The lines were suffering from hydrogen sulphide gas attack with depths up to 11.4m so a strict design specification was put forward by the client due to the implications of failure. These implications were made worse by the location of the pipe along one of Canberra’s most important roads, Commonwealth Avenue, leading from the city centre to Parliament House. The pipe was also adjacent to the National Library and Lake Burley Griffin, so failure would have led to contamination of one of Australia’s most famous landmarks and the Molonglo River.
Green CIPP installation
Insituform Pacific explored the use of its standard CIPP liner for this pipe, which resulted in the need for a 28.5 mm liner thickness. While it was feasible to install this liner, the significant thickness meant that water inversion and hot water curing would be required for installation. Insituform installs the majority of its CIPP liners using air inversion and steam curing, which is a more efficient and environmentally friendly installation method.Article continues below…

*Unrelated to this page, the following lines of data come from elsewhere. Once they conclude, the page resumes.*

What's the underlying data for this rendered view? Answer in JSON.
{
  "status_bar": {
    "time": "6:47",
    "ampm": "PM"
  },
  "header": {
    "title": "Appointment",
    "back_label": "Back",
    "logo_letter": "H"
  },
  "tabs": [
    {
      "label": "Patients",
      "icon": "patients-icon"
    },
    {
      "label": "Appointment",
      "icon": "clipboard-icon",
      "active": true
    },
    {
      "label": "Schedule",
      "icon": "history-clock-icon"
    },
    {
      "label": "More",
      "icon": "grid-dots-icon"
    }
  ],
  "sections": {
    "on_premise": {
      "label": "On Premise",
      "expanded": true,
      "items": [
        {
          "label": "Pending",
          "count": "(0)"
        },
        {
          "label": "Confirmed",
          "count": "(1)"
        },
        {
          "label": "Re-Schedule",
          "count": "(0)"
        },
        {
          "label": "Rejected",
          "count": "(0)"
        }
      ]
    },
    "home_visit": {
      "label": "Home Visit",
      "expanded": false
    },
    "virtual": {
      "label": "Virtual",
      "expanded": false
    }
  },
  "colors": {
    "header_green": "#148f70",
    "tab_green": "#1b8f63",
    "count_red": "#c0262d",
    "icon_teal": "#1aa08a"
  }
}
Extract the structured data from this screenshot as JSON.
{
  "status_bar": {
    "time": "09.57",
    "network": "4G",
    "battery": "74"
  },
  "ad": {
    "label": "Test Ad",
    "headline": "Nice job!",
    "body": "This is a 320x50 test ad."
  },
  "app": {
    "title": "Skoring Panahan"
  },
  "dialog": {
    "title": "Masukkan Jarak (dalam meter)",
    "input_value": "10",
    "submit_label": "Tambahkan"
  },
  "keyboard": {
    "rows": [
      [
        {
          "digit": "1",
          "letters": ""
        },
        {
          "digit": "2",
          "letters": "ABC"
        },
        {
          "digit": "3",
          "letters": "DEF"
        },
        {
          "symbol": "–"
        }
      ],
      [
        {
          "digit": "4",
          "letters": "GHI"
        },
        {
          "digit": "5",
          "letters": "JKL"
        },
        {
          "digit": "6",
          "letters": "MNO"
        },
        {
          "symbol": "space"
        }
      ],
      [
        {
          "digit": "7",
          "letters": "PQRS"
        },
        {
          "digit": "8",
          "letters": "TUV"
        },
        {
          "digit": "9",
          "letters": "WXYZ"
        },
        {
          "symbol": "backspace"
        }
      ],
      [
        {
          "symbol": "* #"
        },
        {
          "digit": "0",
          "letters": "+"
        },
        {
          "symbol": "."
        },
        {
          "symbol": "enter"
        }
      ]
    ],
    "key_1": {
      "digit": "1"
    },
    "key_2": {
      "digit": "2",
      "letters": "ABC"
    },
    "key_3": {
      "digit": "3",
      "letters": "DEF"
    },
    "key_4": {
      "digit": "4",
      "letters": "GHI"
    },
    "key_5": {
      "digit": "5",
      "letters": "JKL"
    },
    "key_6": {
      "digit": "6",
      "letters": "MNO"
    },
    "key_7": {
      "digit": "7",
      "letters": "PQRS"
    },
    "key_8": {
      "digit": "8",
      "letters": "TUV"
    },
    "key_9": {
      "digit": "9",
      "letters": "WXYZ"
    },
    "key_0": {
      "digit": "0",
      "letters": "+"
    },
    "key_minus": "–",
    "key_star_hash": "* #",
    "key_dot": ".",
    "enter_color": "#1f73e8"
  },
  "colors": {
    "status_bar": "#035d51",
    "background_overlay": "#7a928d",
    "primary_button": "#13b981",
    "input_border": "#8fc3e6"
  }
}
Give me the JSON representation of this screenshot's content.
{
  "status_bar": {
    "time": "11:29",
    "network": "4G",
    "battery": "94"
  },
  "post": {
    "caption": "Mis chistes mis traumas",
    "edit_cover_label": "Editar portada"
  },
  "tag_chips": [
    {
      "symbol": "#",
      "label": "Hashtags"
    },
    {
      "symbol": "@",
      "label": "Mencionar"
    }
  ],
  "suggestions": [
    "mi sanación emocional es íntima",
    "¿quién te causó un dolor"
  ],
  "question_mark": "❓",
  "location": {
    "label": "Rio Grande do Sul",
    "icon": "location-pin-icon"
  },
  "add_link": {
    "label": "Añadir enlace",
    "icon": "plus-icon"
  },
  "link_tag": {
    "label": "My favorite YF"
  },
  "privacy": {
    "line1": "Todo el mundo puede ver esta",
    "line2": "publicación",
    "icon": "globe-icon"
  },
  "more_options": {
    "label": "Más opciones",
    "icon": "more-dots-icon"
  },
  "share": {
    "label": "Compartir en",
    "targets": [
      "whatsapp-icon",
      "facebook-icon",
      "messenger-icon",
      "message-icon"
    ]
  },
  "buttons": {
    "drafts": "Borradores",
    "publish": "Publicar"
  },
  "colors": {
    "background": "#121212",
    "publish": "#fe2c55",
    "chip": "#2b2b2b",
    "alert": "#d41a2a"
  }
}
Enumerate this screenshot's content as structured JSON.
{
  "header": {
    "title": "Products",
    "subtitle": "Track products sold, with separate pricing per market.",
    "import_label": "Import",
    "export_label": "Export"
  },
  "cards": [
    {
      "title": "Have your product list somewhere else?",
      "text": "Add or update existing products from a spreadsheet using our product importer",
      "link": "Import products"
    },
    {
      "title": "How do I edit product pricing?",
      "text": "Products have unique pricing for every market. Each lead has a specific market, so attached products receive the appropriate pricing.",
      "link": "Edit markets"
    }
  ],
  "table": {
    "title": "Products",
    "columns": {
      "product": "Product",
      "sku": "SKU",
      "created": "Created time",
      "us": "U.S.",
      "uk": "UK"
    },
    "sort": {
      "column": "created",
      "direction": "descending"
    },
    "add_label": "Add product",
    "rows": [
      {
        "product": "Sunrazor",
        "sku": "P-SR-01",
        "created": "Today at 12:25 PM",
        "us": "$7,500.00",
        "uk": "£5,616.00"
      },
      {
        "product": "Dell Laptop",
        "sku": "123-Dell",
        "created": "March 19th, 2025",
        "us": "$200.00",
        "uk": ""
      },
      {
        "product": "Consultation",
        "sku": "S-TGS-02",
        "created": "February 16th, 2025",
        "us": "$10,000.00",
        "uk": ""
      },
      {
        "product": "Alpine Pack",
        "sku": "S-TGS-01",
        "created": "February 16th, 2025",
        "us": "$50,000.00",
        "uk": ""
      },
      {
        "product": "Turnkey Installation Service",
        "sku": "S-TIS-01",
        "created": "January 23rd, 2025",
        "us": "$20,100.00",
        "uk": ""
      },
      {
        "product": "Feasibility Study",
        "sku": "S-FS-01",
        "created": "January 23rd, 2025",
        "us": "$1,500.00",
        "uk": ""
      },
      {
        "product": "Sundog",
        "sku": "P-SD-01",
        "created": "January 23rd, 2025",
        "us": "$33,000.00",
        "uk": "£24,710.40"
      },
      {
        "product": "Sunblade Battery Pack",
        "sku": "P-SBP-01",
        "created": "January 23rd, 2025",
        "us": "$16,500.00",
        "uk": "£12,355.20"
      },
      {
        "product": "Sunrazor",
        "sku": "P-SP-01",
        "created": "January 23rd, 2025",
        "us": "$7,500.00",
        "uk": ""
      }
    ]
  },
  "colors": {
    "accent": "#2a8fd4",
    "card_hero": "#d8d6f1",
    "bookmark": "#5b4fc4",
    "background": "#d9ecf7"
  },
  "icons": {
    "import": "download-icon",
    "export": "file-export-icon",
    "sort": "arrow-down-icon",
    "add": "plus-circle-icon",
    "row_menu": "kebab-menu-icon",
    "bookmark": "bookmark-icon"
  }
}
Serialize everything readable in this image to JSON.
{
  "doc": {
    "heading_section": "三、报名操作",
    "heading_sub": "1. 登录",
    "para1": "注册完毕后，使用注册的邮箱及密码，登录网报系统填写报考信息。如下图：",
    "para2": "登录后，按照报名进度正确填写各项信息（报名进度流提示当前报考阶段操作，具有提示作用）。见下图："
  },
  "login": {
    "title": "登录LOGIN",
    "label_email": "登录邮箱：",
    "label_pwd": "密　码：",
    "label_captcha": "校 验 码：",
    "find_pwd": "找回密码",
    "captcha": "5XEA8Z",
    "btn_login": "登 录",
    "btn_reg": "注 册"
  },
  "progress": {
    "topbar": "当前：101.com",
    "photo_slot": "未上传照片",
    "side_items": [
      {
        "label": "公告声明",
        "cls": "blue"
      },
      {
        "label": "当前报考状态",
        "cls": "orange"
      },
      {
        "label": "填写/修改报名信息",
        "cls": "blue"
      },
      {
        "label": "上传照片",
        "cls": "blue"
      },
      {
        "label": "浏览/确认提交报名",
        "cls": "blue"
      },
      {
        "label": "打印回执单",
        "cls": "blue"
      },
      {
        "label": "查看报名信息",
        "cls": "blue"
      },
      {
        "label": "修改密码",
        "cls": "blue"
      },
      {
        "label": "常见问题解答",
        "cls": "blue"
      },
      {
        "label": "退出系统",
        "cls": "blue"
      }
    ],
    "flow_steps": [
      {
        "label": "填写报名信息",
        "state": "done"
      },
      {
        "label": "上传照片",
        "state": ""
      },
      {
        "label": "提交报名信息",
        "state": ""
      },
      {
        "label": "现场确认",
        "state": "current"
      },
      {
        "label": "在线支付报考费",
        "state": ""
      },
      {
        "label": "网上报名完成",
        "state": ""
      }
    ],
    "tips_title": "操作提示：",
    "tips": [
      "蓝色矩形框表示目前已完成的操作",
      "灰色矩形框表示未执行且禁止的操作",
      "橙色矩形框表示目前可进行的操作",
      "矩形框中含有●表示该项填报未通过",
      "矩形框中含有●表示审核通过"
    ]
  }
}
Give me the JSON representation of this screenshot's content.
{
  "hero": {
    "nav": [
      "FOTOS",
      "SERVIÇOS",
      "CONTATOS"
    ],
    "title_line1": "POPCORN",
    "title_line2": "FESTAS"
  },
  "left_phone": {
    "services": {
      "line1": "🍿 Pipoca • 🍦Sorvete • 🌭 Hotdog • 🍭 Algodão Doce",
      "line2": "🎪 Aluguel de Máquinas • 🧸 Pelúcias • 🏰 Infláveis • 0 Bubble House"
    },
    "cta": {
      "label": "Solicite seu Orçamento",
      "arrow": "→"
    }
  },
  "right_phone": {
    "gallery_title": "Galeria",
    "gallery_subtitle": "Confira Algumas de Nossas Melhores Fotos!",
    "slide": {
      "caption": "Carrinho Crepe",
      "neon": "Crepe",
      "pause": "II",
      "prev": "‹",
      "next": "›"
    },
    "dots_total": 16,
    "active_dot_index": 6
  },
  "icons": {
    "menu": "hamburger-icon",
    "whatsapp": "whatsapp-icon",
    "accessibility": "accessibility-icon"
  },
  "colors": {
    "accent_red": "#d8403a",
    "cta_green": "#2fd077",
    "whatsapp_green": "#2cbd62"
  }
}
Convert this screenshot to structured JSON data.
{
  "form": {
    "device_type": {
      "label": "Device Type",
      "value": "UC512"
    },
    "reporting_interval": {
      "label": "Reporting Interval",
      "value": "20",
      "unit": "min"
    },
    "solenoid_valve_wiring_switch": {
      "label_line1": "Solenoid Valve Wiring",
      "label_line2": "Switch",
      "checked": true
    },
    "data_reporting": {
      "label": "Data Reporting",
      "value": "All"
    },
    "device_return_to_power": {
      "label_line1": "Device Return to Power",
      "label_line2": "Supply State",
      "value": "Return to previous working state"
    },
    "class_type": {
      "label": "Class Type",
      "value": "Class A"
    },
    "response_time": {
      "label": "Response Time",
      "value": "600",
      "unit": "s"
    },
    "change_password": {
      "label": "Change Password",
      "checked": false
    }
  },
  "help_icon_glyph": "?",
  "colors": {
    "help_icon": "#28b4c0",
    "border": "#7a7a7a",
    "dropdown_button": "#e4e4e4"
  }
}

The contractor then explored the use of its next generation iPlus Composite™ liner, a CIPP lining system reinforced with carbon fibre and/or corrosion resistant fibreglass materials. Only fibres that are resistant to the corrosive environment found in sewers are used. Carbon and Advantex™ fibreglass materials have excellent chemical resistance to materials found in sewers and exceed trenchless industry corrosion requirements. The product won the 2007 Innovative Product Award in the category of rehabilitation at the 2007 North American Annual No-Dig Conference. Insituform was chosen as the winner over more than twelve submissions.
By using dual layers of high strength carbon fibre reinforcement, the engineers were able to reduce the liner design wall thickness to 15.5 mm, making it suitable for air inversion and steam curing. While the product had not previously been used in Australia, the client and its consultants were confident in the performance of the product following over five years of track record in Europe and the United States.
The iplus Composite laminate design theory optimally locates the structural reinforcing materials, reducing the pipe wall thickness by up to 50 per cent from a conventional CIPP liner. As with other pipe rehabilitation products, the applied pipe loads are calculated according to accepted industry standards, such as AS/NZS2566.1.
The lining work was successfully completed within the space of a week with the longest single installation being 150 m. All lining works were completed without modification to existing MHs, and most importantly, without the need for personnel to be in the MHs or lines during the lining works. The final result was a fully structural, joint-less, tight fit CIPP liner with an incredibly smooth internal surface and a diameter loss of just four per cent.
This project was another example of what is possible when an innovative contractor and a forward thinking client come together to produce excellent results.